*Aim of the task:*
The answer is a single number: the count of lines below in which the word "true" appears.

[Data records for software interfaces]

* * * * * * * * *

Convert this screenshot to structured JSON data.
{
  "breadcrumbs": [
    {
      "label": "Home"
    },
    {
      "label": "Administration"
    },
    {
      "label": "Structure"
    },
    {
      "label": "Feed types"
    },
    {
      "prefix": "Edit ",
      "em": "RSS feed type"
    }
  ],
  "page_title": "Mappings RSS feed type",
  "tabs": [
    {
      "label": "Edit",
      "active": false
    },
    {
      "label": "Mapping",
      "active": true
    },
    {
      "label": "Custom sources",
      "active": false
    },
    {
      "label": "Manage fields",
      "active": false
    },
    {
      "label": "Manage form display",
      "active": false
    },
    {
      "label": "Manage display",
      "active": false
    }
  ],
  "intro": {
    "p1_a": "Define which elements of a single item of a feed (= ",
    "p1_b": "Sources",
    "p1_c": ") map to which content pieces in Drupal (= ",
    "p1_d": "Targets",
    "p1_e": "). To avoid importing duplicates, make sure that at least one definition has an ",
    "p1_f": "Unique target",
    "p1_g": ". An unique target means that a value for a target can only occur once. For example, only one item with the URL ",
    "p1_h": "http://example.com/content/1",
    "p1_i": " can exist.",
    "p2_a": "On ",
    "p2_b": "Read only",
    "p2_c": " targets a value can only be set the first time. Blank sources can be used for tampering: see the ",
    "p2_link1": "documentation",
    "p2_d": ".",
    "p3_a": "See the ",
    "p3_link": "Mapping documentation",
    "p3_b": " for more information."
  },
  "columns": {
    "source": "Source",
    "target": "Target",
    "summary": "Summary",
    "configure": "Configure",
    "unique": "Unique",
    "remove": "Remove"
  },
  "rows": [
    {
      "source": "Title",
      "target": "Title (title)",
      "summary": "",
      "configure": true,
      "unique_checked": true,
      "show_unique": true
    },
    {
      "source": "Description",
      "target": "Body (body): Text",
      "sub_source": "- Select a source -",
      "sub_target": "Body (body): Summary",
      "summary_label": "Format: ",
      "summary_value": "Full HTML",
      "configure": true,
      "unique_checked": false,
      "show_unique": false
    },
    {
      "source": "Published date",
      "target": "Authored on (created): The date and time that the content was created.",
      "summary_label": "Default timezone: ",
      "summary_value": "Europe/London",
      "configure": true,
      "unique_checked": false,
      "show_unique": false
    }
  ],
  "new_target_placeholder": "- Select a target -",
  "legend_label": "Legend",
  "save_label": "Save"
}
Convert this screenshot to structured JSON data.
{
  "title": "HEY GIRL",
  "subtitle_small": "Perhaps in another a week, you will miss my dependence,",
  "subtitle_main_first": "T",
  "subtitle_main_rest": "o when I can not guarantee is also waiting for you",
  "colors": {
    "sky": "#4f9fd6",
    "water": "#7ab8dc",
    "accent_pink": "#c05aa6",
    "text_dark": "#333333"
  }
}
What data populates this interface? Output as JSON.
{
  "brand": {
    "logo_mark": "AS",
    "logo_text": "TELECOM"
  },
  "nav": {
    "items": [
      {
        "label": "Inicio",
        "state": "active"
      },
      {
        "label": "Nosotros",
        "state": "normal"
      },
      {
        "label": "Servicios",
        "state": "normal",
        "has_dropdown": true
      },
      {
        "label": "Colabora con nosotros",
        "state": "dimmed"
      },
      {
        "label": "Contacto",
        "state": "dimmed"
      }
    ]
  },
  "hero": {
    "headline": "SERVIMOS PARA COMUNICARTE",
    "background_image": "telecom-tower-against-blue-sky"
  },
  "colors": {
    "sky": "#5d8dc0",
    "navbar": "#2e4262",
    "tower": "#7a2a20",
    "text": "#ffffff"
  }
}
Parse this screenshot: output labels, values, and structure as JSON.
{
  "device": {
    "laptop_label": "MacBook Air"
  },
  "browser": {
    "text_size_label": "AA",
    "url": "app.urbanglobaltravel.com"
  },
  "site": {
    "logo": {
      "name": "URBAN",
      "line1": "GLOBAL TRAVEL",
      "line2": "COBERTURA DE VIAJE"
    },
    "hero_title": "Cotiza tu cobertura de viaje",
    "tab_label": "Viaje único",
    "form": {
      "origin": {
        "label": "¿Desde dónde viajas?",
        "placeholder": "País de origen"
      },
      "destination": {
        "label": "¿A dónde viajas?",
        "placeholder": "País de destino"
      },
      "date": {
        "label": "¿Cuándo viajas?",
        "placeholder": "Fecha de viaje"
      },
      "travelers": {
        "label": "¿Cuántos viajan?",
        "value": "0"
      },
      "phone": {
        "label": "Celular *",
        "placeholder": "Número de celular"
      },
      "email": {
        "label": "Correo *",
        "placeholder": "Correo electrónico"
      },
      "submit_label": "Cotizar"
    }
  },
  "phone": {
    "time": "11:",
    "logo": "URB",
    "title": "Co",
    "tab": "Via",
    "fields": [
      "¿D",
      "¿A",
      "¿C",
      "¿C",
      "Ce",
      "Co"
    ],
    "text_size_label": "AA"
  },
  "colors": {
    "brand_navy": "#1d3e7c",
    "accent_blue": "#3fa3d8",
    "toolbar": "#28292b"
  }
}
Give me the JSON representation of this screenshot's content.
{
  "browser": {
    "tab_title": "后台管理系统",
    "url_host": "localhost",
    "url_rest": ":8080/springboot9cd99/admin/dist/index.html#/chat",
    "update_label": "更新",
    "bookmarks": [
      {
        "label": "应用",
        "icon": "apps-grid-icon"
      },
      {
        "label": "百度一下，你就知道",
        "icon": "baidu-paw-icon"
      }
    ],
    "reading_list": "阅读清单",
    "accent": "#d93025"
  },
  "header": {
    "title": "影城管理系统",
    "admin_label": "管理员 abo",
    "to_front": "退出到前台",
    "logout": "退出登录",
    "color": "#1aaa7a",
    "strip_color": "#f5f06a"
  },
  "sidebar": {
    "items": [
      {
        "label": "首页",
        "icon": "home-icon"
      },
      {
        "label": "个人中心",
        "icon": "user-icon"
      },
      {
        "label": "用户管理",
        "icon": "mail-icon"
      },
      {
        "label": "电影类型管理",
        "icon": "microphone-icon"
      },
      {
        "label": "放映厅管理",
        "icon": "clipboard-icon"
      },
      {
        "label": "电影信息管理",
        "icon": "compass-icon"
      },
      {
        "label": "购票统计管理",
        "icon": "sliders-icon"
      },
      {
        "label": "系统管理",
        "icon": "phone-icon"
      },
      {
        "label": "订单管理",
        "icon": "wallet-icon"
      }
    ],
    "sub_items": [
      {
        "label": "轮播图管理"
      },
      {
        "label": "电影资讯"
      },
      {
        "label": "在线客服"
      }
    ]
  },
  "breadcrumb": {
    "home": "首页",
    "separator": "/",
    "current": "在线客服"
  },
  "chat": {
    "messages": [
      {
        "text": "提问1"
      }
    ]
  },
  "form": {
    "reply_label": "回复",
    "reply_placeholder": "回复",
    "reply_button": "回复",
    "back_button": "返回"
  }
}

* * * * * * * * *

*Task response:*
7